> _Task requirements_
The lines needed are those below that contain the word "area"; copy each one.

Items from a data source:
===============

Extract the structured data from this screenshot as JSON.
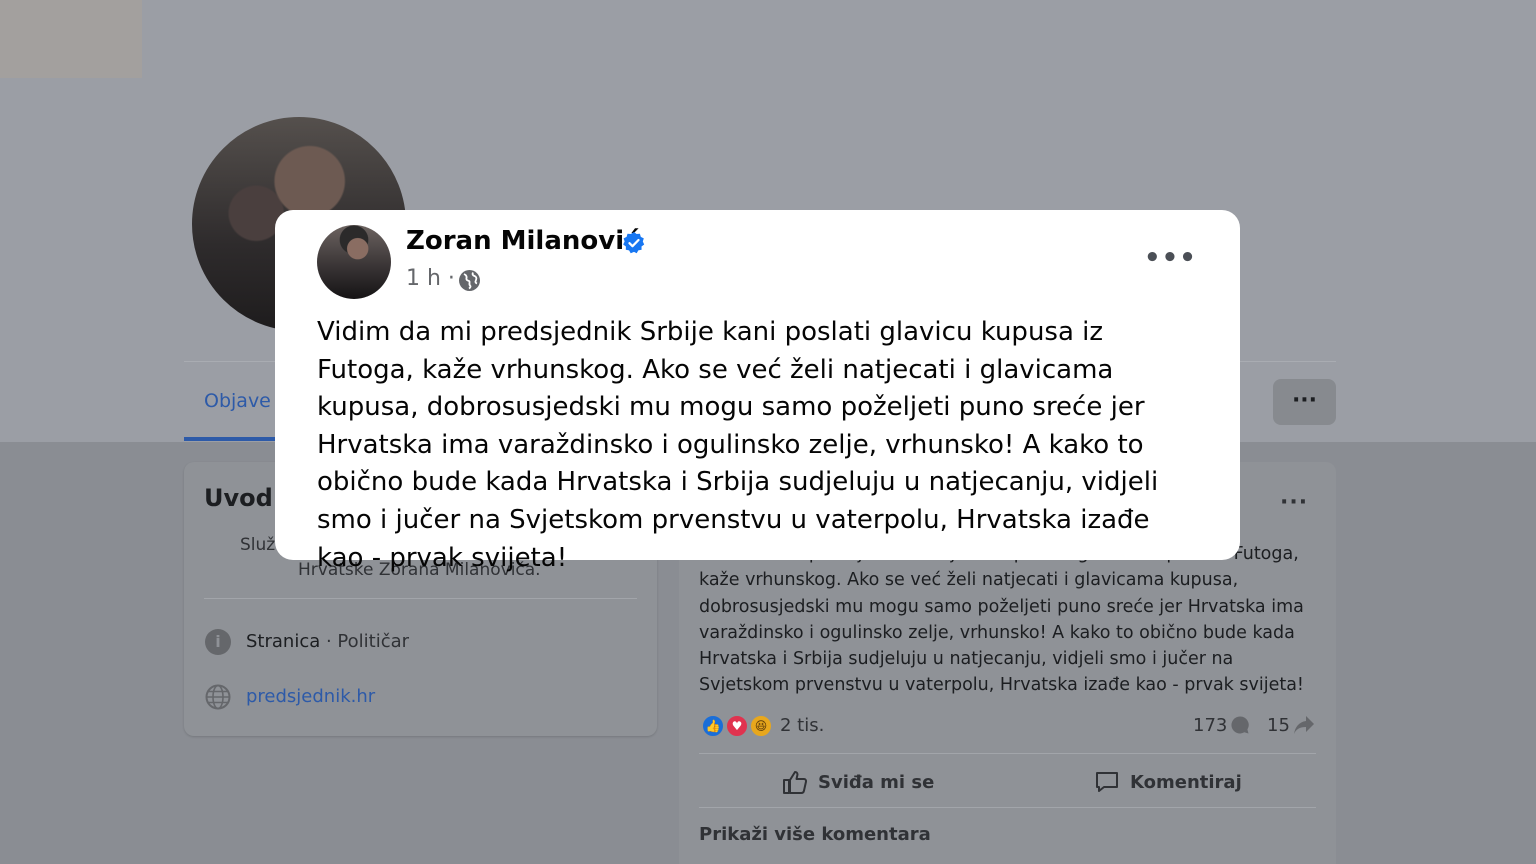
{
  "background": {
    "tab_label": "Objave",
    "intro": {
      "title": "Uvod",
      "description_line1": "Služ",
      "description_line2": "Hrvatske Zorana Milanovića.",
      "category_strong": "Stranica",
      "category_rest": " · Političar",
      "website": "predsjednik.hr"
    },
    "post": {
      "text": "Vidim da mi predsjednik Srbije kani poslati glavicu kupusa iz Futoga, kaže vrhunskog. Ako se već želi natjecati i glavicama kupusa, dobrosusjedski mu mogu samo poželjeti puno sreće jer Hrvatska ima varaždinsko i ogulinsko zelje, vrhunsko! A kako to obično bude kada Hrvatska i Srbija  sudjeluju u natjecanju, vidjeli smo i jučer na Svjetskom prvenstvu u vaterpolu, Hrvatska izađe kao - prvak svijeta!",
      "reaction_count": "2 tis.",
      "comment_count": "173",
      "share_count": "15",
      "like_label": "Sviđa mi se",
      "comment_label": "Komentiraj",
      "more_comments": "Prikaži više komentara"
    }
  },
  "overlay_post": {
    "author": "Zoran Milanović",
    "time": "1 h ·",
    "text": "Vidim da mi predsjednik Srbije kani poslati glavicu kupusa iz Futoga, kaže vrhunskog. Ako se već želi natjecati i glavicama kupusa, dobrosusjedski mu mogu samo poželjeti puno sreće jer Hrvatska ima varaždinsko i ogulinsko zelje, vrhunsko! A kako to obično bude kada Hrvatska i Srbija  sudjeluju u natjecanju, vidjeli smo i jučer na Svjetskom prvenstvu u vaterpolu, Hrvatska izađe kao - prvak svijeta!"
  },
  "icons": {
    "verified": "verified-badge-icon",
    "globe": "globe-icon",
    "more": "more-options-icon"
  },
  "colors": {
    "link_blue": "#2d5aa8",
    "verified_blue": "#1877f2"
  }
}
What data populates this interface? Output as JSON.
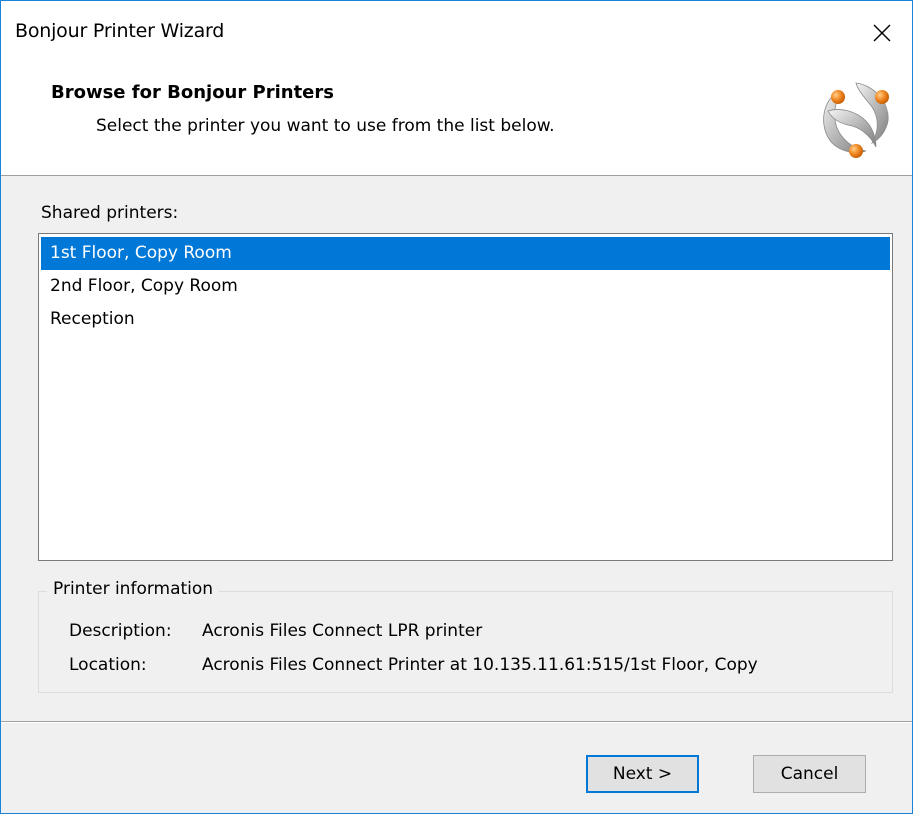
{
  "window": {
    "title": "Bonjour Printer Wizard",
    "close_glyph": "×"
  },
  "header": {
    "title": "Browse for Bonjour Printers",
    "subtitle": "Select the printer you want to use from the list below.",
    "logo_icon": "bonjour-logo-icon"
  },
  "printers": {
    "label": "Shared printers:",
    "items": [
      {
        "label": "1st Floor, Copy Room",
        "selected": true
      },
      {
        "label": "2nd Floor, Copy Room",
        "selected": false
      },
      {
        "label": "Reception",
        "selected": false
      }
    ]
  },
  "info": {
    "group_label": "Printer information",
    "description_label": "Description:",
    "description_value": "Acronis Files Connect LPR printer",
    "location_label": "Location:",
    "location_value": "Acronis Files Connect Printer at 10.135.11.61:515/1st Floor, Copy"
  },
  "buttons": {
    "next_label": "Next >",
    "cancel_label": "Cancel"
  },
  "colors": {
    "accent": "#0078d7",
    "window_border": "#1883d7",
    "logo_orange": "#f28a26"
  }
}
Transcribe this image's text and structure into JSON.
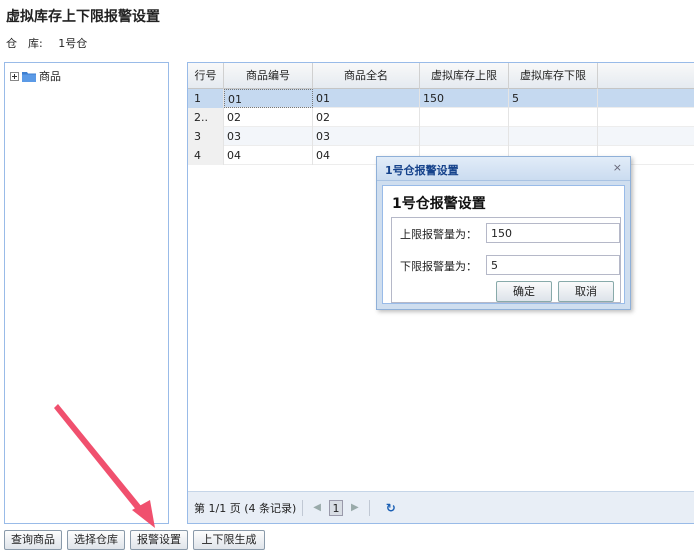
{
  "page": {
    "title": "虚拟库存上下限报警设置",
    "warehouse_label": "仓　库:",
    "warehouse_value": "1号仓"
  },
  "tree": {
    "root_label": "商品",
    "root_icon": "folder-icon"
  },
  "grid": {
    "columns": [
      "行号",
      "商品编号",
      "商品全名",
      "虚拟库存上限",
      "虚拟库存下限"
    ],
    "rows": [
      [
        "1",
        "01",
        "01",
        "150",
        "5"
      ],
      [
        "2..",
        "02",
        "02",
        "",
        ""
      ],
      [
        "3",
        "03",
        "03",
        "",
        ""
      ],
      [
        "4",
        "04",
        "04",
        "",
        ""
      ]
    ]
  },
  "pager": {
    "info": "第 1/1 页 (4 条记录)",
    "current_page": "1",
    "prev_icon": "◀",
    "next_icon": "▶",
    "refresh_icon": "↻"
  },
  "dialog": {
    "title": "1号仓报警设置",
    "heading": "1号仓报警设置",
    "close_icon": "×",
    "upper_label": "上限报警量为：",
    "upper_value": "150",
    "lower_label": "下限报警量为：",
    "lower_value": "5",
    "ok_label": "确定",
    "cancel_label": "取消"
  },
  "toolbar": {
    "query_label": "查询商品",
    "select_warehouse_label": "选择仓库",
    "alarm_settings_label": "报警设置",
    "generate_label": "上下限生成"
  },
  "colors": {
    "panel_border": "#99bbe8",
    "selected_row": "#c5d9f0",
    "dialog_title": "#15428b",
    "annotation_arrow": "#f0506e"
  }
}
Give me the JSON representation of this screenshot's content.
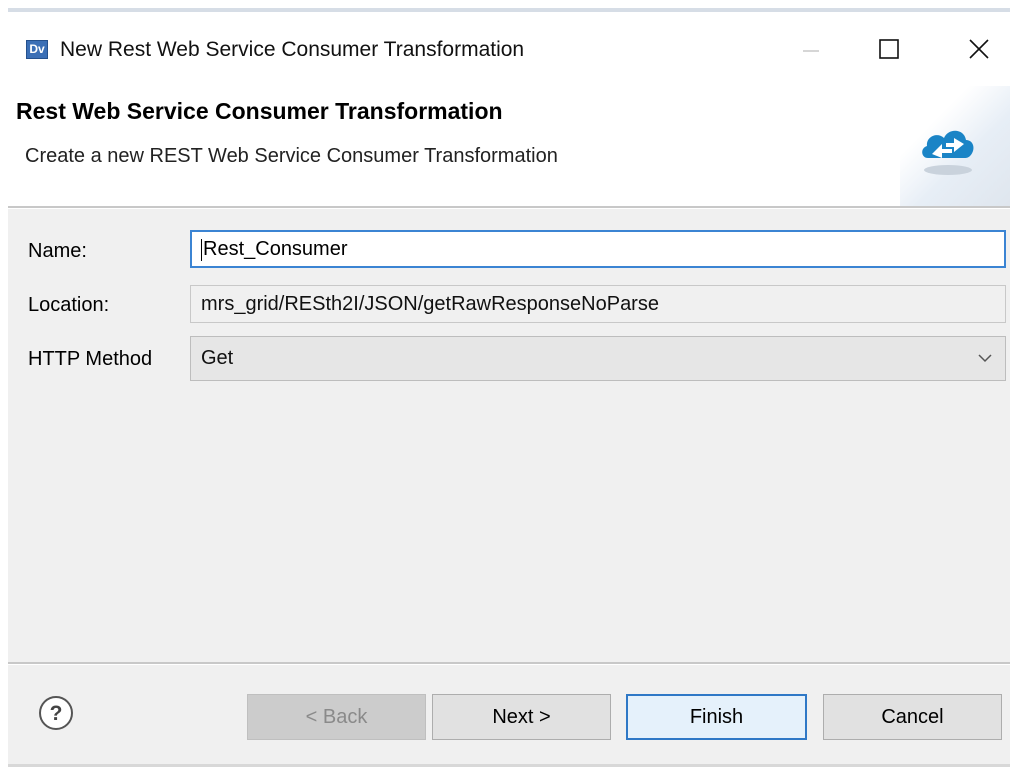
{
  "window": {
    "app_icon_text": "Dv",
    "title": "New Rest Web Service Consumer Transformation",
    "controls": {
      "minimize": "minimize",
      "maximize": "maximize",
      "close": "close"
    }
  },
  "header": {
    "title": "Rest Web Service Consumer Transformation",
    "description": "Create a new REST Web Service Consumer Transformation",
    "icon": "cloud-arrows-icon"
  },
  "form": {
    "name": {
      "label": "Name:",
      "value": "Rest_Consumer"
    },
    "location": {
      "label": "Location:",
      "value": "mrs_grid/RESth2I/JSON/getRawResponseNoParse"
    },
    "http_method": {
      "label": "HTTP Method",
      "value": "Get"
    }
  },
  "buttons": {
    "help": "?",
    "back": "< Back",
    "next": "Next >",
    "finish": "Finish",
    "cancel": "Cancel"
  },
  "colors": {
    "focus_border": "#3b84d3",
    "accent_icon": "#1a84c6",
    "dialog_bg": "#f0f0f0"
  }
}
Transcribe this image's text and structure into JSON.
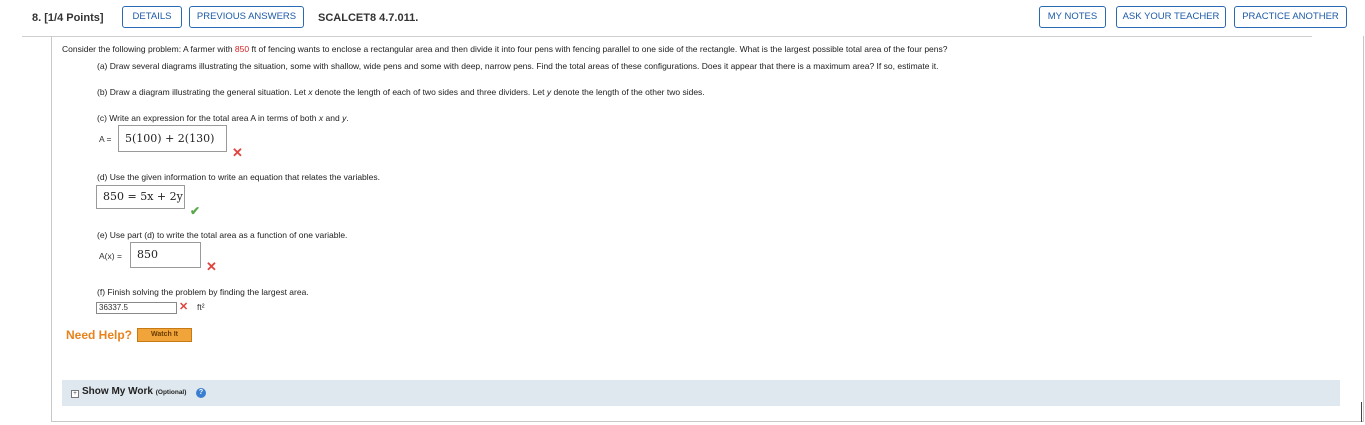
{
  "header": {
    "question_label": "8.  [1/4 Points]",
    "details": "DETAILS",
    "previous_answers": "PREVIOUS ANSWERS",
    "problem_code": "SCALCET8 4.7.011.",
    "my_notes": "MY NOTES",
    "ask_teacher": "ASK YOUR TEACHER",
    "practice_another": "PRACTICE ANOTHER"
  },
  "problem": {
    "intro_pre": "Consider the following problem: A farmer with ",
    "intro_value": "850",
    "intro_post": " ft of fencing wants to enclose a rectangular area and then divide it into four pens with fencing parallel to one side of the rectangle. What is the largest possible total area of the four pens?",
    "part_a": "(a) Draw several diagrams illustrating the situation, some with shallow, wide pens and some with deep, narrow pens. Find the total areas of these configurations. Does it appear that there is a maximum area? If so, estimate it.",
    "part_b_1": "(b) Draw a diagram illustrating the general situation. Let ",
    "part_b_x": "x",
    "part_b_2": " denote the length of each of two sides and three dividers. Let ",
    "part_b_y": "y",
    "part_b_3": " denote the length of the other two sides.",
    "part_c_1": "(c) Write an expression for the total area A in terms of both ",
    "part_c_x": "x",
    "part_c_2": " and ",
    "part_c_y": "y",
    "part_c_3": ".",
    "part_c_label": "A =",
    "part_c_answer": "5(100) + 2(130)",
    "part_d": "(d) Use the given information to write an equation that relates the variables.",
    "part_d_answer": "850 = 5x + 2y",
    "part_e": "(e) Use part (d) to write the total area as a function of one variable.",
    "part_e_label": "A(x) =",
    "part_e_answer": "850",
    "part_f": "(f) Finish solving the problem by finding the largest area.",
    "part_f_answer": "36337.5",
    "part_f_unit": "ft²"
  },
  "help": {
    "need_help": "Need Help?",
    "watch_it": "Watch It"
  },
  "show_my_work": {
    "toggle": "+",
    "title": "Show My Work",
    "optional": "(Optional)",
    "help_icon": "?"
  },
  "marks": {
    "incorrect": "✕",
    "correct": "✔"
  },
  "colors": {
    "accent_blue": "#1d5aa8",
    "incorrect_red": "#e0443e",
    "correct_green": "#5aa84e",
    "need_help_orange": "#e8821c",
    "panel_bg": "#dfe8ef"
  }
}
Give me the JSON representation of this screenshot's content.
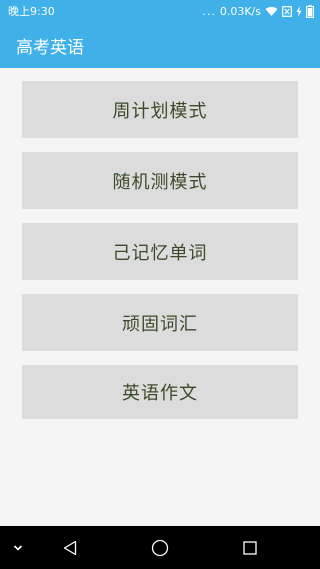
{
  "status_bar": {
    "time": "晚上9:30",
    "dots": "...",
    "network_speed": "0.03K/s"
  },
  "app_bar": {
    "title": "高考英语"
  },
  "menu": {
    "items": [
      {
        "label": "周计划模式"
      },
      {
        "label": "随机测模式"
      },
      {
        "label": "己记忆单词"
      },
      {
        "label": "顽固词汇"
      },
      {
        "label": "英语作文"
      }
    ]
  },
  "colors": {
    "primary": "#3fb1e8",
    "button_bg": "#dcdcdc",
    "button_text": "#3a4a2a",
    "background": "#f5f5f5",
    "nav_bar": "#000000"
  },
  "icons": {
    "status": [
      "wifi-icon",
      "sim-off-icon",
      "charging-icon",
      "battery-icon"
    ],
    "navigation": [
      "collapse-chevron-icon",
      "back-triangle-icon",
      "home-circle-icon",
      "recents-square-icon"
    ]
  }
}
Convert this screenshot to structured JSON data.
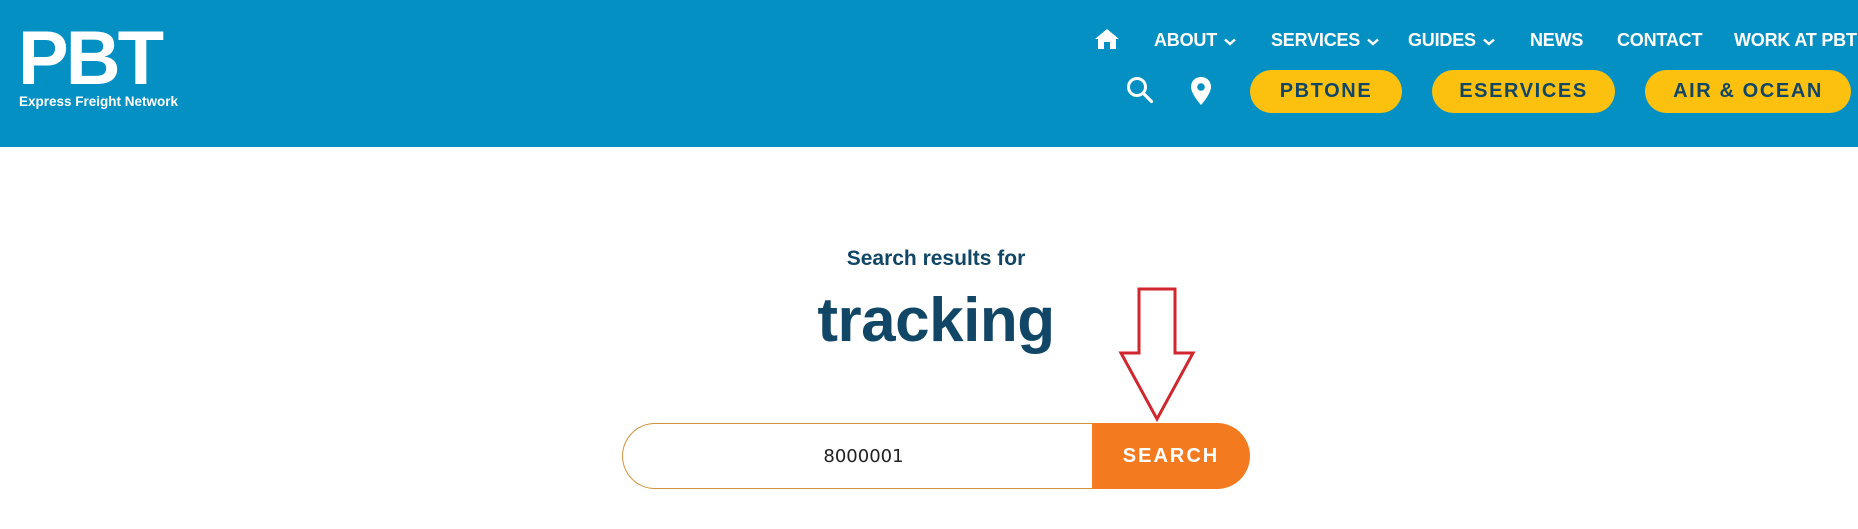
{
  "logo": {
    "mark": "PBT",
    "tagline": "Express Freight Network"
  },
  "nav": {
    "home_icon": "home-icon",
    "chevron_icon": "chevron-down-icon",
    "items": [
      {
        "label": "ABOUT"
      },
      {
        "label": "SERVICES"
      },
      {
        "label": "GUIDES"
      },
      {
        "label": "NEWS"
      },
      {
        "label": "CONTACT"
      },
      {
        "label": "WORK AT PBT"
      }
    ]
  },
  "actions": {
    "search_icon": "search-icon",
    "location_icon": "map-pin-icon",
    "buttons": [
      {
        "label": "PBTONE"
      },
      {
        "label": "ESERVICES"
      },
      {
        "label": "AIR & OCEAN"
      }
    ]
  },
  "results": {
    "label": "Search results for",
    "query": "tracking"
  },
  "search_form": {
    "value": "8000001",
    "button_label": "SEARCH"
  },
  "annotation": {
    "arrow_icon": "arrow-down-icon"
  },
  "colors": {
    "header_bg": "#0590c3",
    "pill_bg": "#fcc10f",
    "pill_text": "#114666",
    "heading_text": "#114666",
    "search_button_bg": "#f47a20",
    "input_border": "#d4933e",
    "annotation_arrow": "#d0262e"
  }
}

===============

> _Answer space_
    "intro_post": " ft of fencing wants to enclose a rectangular area and then divide it into four pens with fencing parallel to one side of the rectangle. What is the largest possible total area of the four pens?",
    "part_a": "(a) Draw several diagrams illustrating the situation, some with shallow, wide pens and some with deep, narrow pens. Find the total areas of these configurations. Does it appear that there is a maximum area? If so, estimate it.",
    "part_c_1": "(c) Write an expression for the total area A in terms of both ",
    "part_e": "(e) Use part (d) to write the total area as a function of one variable.",
    "part_f": "(f) Finish solving the problem by finding the largest area.",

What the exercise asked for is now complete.